The discussion in this session though, is one that we can all learn from. While not everyone is actively helping stranger after stranger through what some consider to be the worst time of their lives (most of us who have been through a Perinatal Mood Disorder kindly call it hell), it is important to remember that when we are helping others to not allow their pain to become our own. It is possible to be compassionate without tucking someone else’s pain into a pocket in your own heart. Difficult, but possible. It is also important to know your own emotional limits. Do not ever sacrifice your own emotional well-being for someone else if you can help it. (Remember the whole your glass must be full in order to give to others rule here.)

My goal, when someone reaches out to me for help, is to empower them to deal with their issues on their own with help that is much closer (and far more professional). This should be your goal as well if you are a fellow advocate or a non-professional. Educate, empower, release. I follow up, of course, and some of the folks end up being pretty good friends, but most of the time, it is a catch and release sort of contact. It’s something I’ve grown to expect.

With each person I help, my own personal hell loses just a little more of its darkness, shoving me further into the light, allowing me to help even more people.

No woman or family should ever have to struggle through a Perinatal Mood Disorder alone. This is why I do what I do and why I will never stop.

Because every single one of us matters to someone out there.

Whatever Wednesday: Thinking Out Loud

Stream of consciousness writing is an interesting form of writing, isn’t it? You’d think it would be completely honest one given that you’re supposed to just vomit on paper for the most part, right? But honesty is in the eye and the heart of the author, not the reader. I get to decide which thoughts to share with you and where you go as you wander the maze in my head. Which means I get to keep certain parts behind heavy locked doors.

Privacy. It matters.

To whom?

To all of us, really.

Even those who say they are completely open. You know there is a door somewhere deep inside which remains locked tightly. We all lock different doors for different people, don’t we? Open doors for people we care about and don’t mind being close to – close doors for people we don’t feel a tight connection with or think have the potential to harm us.

Which is why it hurts so much more when someone who has managed to get through all of your doors turns out to be someone who hurts you. And that, getting hurt by someone you have let in, hurts worst of all.

It’s a lot like what I imagine getting punched in the kidney by Mike Tyson would feel like.
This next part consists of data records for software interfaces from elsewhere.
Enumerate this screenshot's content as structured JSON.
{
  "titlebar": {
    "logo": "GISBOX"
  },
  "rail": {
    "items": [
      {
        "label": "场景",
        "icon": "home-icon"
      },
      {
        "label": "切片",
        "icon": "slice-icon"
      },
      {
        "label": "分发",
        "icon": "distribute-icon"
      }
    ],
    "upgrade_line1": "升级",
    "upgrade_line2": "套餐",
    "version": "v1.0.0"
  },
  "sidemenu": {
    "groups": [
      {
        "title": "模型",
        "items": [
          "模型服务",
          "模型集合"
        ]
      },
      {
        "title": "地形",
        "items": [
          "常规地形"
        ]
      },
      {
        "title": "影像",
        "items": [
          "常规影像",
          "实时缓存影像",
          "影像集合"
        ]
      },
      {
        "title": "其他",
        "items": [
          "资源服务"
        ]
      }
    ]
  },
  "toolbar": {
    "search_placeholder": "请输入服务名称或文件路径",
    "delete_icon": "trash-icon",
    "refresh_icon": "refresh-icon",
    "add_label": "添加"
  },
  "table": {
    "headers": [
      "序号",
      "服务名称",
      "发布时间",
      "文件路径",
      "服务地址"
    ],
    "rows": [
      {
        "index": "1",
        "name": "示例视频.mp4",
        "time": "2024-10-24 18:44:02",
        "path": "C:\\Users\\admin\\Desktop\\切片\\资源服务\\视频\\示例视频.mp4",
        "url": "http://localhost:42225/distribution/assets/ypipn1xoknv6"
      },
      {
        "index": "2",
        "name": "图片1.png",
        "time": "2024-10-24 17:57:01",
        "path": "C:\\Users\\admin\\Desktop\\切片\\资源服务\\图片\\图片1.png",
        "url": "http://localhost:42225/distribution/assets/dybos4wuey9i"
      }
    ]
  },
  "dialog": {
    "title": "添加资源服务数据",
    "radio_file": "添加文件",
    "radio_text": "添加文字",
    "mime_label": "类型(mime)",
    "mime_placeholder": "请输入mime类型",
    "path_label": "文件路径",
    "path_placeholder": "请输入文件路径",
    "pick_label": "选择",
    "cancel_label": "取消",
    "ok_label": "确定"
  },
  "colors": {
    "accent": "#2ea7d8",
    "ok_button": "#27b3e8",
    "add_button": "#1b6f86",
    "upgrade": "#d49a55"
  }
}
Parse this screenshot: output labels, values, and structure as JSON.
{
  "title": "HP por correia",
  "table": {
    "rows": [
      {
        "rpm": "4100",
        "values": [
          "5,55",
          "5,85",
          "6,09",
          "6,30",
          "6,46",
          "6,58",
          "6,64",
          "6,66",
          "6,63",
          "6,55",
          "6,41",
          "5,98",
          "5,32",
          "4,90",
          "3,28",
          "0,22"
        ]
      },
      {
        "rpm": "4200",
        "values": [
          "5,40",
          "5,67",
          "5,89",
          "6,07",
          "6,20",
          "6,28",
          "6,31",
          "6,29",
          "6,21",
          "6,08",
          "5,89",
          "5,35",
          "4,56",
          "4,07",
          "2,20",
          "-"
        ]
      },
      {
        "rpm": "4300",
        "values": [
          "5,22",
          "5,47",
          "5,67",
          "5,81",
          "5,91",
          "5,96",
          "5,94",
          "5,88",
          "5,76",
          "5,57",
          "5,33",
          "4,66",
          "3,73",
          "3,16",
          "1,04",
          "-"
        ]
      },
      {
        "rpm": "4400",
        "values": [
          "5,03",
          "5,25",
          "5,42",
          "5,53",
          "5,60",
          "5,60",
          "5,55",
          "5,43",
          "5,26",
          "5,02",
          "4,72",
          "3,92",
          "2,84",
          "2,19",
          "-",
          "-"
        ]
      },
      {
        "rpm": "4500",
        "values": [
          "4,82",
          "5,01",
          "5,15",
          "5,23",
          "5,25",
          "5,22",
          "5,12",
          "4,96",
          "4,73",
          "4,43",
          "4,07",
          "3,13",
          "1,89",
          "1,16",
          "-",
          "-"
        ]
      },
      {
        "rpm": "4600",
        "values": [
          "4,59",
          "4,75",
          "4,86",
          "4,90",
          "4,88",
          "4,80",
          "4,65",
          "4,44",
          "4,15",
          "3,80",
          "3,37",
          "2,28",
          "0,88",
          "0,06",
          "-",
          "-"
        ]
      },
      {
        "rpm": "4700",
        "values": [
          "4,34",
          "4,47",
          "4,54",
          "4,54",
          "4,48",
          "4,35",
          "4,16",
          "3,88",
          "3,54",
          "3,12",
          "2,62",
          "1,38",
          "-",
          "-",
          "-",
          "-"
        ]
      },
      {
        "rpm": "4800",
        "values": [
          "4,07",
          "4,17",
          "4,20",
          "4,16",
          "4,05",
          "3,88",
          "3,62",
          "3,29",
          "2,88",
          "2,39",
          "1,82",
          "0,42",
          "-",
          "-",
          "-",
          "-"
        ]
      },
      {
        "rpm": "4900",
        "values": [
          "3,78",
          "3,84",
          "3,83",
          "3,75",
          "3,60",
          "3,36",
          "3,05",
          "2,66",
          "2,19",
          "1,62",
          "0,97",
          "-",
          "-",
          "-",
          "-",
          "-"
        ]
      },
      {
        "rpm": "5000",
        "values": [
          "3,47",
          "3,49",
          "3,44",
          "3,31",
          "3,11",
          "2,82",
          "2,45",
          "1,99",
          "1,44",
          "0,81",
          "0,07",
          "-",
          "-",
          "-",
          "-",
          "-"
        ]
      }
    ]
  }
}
All the air exits your lungs as you swirl toward the ground, clutching your side. Stars pepper the back of your eyelids as drool flings itself through the air. Another punch lands on your jaw, causing blood to spatter on the ground around you as darkness swoops in to steal the sparkling stars.

Thing is, you will heal from the inside out. You’ll get better, you’ll get back up, and you will live your life. Even if you are currently hugging the ground, unconscious, barely breathing, and vomiting.

Falling down is never about the fall. Ever. It is always about the art and grace involved in getting back up. Art and grace? What about ferocity? Tenacity? Those too. But art and grace make it look good. Falling is also about discovering who will be there to pick you up.

Get.BACK.UP.

Inhale. Put your hands on the ground, and push, dammit. Fight for every centimeter.

Get up on your knees, then get up on your feet even though your legs are shaking and your lungs are burning. YOU GOT THIS.

GET UP.

Dust yourself off, inhale, and put one foot in front of the other.

Repeat.

One foot. In front of the other. Ignore the sweat, tears, and blood streaming down your face.

GET.UP. Walk. Move.

Stare your opponent in the eye, and let them know they will not, under any circumstances, win. You got this.

If you don’t get up on the first try? Start over again. Hands on the floor, push up, on your knees. Then your feet. One foot in front of the other.

When life knocks you down, you learn to live again. If you’re lucky, you learn to love to live.

Make it count.